At about 4:11 p.m., Abbasov recorded the aftermath of two huge explosions. A Post analysis of other footage shows the blasts occurred a fraction of a second apart, suggesting one may have triggered the other, known as a sympathetic explosion, according to Justin Bronk, senior research fellow at the Royal United Services Institute.
Andreeva also filmed the dual blasts, and confirmed they took place about 4:11 p.m. “They keep getting louder and louder,” she says in her Instagram video. “The sky is pitch black.” Other videos showed the two fireballs turn into smoke and rise into the sky.
‘It’s a mystery’
Satellite imagery examined by The Post confirmed significant damage in at least four locations at the base that analysts said were probably used for storage. It also showed that fires had burned extensively at the base and crept toward Novofedorivka. Planes were damaged despite being parked within protective blast walls known as revetments. Despite the heavy toll, analysts said the airfield remains functional. Videos and photographs examined by The Post showed blown-out windows and damaged homes in the town.
Experts consulted by The Post agreed that no piece of evidence comprehensively explained what occurred Tuesday. But video and satellite analysis offer clues.
Massicot, who examined imagery captured in May, said she found that the base regularly stored ammunition or other supplies near or in aircraft parking areas, a vulnerability she says Ukraine may have spotted.
“By targeting storage safety problems, whatever caused this explosion was able to do significant damage to fixed-wing fighter aircraft,” she said.
In an assessment released Friday, the U.K. Defense Ministry said it hadn’t confirmed “the original cause of the blasts,” but that “the large mushroom clouds visible in eyewitness video were almost certainly from the detonation of up to four uncovered munition storage areas.”
Bronk said the delay between explosions at the base made it unlikely that missiles were responsible for all the damage. A more plausible scenario, he said, was that Ukrainian forces were close enough to fly drones, and were able to either drop small munitions or fly directly into targets, causing wider explosions. “You can almost picture the bad damage control,” he said.
Mark F. Cancian, a senior adviser at the Center for Strategic and International Studies, said the damage to planes in revetments suggested they could have been targeted. An analysis conducted by the defense intelligence provider Janes also assessed that the air base was likely struck by “relatively large munitions.”
The base is over 140 miles from the closest front line, and Cancian acknowledged that nothing known to be used by Ukraine explained what happened at the airfield. No available videos show projectiles moving toward the base.
“All of the indicators don’t lead in a single direction,” Cancian told The Post. “It’s such a mystery.”
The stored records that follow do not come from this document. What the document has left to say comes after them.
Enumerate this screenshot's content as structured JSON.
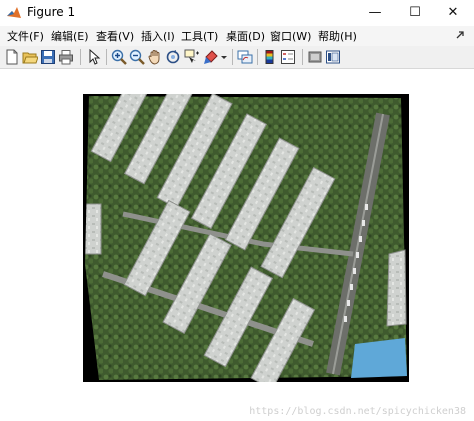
{
  "window": {
    "title": "Figure 1"
  },
  "controls": {
    "minimize": "—",
    "maximize": "☐",
    "close": "✕"
  },
  "menu": [
    "文件(F)",
    "编辑(E)",
    "查看(V)",
    "插入(I)",
    "工具(T)",
    "桌面(D)",
    "窗口(W)",
    "帮助(H)"
  ],
  "toolbar": {
    "icons": [
      "new-figure-icon",
      "open-file-icon",
      "save-icon",
      "print-icon",
      "pointer-icon",
      "zoom-in-icon",
      "zoom-out-icon",
      "pan-icon",
      "rotate-3d-icon",
      "data-cursor-icon",
      "brush-icon",
      "link-plot-icon",
      "colorbar-icon",
      "legend-icon",
      "hide-plot-tools-icon",
      "show-plot-tools-icon"
    ]
  },
  "image": {
    "description_id": "aerial-stitched-photo",
    "colors": {
      "vegetation": "#3f5a2e",
      "roof": "#cfd2cf",
      "water": "#5fa8d8"
    }
  },
  "watermark": "https://blog.csdn.net/spicychicken38"
}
The response: The Biden administration on Friday announced a new round of sanctions on Russia, in response to the annexations, targeting government officials and family members, Russian and Belarusian military officials and defense procurement networks. President Volodymyr Zelensky also said Friday that Ukraine is applying for “accelerated ascension” into NATO, in an apparent answer to the annexations.